Take the data that follows and retype it word for word.

[SOURCE RECORDS]

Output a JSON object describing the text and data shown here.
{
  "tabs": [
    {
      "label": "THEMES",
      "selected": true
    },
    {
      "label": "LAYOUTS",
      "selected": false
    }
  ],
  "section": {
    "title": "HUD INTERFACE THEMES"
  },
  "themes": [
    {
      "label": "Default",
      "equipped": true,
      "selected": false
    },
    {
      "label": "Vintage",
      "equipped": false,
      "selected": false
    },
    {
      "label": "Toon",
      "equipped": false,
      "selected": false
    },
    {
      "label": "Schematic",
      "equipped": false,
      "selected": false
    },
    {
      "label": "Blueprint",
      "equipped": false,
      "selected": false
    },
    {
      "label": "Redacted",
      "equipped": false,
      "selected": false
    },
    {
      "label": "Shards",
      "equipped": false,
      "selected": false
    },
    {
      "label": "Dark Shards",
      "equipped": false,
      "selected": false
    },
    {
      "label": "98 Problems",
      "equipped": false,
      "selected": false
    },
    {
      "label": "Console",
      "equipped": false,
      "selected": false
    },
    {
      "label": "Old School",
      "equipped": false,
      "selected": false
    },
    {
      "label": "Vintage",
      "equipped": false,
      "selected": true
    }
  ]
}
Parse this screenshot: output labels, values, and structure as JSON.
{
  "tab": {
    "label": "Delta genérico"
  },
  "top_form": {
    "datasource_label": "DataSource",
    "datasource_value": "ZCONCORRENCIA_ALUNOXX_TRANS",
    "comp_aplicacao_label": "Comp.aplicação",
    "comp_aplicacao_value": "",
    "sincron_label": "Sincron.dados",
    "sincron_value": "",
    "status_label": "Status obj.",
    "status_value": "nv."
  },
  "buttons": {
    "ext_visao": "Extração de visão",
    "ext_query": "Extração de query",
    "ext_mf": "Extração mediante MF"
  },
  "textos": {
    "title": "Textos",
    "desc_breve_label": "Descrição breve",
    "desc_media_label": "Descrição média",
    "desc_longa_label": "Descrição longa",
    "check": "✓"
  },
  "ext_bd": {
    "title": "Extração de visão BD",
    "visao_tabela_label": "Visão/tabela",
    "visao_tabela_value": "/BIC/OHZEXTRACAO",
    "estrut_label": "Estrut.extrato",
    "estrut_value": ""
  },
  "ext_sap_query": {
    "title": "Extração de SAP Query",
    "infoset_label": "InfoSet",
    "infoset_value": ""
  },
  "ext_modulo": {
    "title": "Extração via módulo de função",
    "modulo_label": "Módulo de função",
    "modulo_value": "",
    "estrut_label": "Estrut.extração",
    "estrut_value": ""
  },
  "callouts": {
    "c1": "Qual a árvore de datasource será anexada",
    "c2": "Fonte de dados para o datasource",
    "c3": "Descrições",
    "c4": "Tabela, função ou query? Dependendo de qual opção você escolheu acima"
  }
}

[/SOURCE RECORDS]

RESULT OF THIS TASK =
Output a JSON object describing the text and data shown here.
{
  "tabs": [
    {
      "label": "THEMES",
      "selected": true
    },
    {
      "label": "LAYOUTS",
      "selected": false
    }
  ],
  "section": {
    "title": "HUD INTERFACE THEMES"
  },
  "themes": [
    {
      "label": "Default",
      "equipped": true,
      "selected": false
    },
    {
      "label": "Vintage",
      "equipped": false,
      "selected": false
    },
    {
      "label": "Toon",
      "equipped": false,
      "selected": false
    },
    {
      "label": "Schematic",
      "equipped": false,
      "selected": false
    },
    {
      "label": "Blueprint",
      "equipped": false,
      "selected": false
    },
    {
      "label": "Redacted",
      "equipped": false,
      "selected": false
    },
    {
      "label": "Shards",
      "equipped": false,
      "selected": false
    },
    {
      "label": "Dark Shards",
      "equipped": false,
      "selected": false
    },
    {
      "label": "98 Problems",
      "equipped": false,
      "selected": false
    },
    {
      "label": "Console",
      "equipped": false,
      "selected": false
    },
    {
      "label": "Old School",
      "equipped": false,
      "selected": false
    },
    {
      "label": "Vintage",
      "equipped": false,
      "selected": true
    }
  ]
}
Parse this screenshot: output labels, values, and structure as JSON.
{
  "tab": {
    "label": "Delta genérico"
  },
  "top_form": {
    "datasource_label": "DataSource",
    "datasource_value": "ZCONCORRENCIA_ALUNOXX_TRANS",
    "comp_aplicacao_label": "Comp.aplicação",
    "comp_aplicacao_value": "",
    "sincron_label": "Sincron.dados",
    "sincron_value": "",
    "status_label": "Status obj.",
    "status_value": "nv."
  },
  "buttons": {
    "ext_visao": "Extração de visão",
    "ext_query": "Extração de query",
    "ext_mf": "Extração mediante MF"
  },
  "textos": {
    "title": "Textos",
    "desc_breve_label": "Descrição breve",
    "desc_media_label": "Descrição média",
    "desc_longa_label": "Descrição longa",
    "check": "✓"
  },
  "ext_bd": {
    "title": "Extração de visão BD",
    "visao_tabela_label": "Visão/tabela",
    "visao_tabela_value": "/BIC/OHZEXTRACAO",
    "estrut_label": "Estrut.extrato",
    "estrut_value": ""
  },
  "ext_sap_query": {
    "title": "Extração de SAP Query",
    "infoset_label": "InfoSet",
    "infoset_value": ""
  },
  "ext_modulo": {
    "title": "Extração via módulo de função",
    "modulo_label": "Módulo de função",
    "modulo_value": "",
    "estrut_label": "Estrut.extração",
    "estrut_value": ""
  },
  "callouts": {
    "c1": "Qual a árvore de datasource será anexada",
    "c2": "Fonte de dados para o datasource",
    "c3": "Descrições",
    "c4": "Tabela, função ou query? Dependendo de qual opção você escolheu acima"
  }
}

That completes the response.